- **The task**
Could you filter the records below down to the lines that include the word "caption"?

- **Records**
..........

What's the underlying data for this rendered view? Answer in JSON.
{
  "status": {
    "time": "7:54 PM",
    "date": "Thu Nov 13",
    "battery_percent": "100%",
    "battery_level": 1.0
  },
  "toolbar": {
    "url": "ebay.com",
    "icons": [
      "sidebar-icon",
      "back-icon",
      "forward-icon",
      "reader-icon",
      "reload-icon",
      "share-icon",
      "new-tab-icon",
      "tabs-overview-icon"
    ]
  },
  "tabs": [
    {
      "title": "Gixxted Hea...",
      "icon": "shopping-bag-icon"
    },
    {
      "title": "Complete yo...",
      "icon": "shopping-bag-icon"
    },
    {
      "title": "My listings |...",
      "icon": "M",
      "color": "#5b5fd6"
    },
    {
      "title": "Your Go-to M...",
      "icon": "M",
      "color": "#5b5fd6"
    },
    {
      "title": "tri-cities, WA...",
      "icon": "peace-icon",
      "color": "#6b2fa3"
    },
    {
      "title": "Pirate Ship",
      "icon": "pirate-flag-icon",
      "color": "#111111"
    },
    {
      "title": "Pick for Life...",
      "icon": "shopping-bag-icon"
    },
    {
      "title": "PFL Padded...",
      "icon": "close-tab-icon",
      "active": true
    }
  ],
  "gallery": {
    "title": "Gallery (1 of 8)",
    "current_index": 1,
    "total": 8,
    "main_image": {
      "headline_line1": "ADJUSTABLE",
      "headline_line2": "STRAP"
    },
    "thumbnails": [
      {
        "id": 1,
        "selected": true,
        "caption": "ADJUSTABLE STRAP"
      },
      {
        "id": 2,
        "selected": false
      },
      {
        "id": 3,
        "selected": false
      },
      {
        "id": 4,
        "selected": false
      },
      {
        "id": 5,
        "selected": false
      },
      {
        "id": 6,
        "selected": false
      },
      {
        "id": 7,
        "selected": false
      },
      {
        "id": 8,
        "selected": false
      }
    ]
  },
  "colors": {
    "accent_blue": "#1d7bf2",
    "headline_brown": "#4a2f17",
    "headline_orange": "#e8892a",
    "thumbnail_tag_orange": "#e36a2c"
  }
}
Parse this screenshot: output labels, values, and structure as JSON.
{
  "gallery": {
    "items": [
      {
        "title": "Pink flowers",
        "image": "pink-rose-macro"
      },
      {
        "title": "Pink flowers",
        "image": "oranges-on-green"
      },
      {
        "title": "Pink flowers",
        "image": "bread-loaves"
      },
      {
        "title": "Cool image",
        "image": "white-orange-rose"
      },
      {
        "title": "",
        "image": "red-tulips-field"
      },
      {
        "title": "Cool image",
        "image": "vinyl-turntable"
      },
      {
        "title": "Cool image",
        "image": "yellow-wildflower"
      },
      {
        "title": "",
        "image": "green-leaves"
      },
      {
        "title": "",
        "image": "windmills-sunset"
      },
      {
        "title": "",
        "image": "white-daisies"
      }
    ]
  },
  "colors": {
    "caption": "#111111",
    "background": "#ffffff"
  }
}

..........

- **Your response**
        "caption": "ADJUSTABLE STRAP"
    "caption": "#111111",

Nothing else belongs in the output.